negotiations, the 229-year-old Greenbrier resort and the
Greenbrier Council of Labor Unions signed a no-strike, no-lockout
agreement in late June. The White Sulphur Springs, W.Va., property
had lost a significant amount of group revenue as many clients
opted to cut and run rather than face the possibility of a union
walkout during a meeting or event.
The pact, which allows both sides to
move forward in negotiations without the threat of a walkout, will
remain in place until Jan. 4, 2009, or until new contracts are
signed, whichever comes first.
Labor problems for The Greenbrier,
which is owned by Jacksonville, Fla.-based railroad giant CSX
Corp., began on Jan. 31, when nine union contracts and the master
agreement for the resort’s circa 1,100 union employees expired and
a strike was authorized, which meant employees could stage a
walkout at any time.
In the months that followed,
negotiations between Greenbrier officials and the labor council,
which represents all nine hotel unions, trudged on with little
success, despite the aid of two federal mediators, spurring some
groups to cancel or relocate their meetings.
One longtime client, the Washington,
D.C.-based Council of Insurance Agents and Brokers, relocated three
meetings, including its October annual convention, which alone
represents some 3,500 room nights.
“A threat of a walkout is enough to
make any self-respecting planner pull the plug,” said CIAB
president Ken Crerar before the agreement was reached. He noted
that the economic impact of the group’s pullout was “huge,”
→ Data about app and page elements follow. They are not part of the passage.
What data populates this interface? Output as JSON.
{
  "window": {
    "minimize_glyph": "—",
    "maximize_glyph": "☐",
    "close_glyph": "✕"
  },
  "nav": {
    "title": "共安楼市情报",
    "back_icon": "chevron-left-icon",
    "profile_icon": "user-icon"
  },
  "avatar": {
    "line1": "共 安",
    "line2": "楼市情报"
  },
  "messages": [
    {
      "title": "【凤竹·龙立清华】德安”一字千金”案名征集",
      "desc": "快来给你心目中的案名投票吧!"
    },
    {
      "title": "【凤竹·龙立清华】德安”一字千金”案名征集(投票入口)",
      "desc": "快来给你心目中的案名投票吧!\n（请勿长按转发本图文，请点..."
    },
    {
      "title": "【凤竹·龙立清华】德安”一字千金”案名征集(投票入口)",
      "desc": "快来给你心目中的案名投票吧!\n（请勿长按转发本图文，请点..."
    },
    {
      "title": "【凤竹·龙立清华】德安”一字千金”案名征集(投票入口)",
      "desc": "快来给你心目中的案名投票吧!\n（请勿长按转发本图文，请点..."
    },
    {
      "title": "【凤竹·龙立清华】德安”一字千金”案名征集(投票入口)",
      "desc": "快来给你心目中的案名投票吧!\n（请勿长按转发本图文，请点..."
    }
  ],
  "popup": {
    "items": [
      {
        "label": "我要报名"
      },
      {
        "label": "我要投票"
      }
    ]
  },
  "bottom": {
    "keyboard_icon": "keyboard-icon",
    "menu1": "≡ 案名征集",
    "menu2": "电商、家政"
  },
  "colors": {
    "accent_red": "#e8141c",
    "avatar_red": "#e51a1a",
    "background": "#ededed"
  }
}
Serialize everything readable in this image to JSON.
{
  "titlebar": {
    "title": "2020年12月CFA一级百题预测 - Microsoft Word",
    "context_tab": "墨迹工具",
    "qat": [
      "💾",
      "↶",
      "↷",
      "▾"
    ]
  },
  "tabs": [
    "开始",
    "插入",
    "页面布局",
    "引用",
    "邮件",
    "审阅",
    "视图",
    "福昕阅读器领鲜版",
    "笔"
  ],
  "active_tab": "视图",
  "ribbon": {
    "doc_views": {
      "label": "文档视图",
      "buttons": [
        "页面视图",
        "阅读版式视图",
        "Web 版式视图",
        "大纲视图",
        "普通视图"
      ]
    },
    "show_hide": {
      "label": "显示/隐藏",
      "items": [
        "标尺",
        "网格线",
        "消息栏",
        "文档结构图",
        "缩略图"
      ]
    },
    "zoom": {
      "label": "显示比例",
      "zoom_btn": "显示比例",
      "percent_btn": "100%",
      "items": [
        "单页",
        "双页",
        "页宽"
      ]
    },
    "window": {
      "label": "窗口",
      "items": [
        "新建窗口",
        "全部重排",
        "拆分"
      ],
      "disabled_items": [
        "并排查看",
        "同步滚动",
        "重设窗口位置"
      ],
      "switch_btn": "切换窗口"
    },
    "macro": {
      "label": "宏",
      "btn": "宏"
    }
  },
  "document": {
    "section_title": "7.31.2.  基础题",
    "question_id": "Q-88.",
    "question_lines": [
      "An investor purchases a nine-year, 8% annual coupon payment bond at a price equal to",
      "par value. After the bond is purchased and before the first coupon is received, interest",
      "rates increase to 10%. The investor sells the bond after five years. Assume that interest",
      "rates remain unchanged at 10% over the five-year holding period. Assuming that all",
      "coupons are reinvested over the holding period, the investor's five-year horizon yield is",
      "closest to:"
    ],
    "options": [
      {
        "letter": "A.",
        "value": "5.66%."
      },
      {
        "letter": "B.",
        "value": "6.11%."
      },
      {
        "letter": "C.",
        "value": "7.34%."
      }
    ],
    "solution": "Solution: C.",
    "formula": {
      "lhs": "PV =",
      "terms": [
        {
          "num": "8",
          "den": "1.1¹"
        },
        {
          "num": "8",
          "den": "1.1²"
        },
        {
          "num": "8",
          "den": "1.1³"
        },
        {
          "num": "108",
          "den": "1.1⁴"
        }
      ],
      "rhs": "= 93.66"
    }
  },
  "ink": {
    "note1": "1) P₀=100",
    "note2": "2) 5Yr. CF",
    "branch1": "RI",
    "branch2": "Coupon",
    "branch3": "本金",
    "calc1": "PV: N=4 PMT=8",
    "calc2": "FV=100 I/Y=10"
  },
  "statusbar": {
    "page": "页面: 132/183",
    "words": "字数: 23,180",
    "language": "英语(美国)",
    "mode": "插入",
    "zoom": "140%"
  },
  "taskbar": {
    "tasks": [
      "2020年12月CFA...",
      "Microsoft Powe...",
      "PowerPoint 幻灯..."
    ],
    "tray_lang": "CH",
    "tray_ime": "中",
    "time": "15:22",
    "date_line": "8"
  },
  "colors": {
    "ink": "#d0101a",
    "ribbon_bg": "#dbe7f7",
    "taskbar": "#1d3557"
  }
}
although he declined to reveal the dollar amount.
A spokesperson for The Greenbrier said
the resort did its best during negotiations to provide updates on
the labor situation to groups with scheduled meetings.
While the property declined to reveal
the scope of lost business, Greenbrier County Commissioner Lowell
Rose estimated the figure at $12 million. The resort is Greenbrier
County’s main employer, with a work force of 1,600, and generates
an average of $600,000 to $700,000 in annual tax revenue for the
Greenbrier County Convention and Visitors Bureau.
According to Crerar, the need to pull
CIAB’s meetings, two of which required relocating 800 attendees to
The Homestead nearby, angered him, because the group has a solid
95-year history of meeting at The Greenbrier. The situation
prompted him to take out full-page ads in two local newspapers, the
Register-Herald and the West Virginia Daily News,
urging both sides to resolve their issues and get back to
At least for now, they have.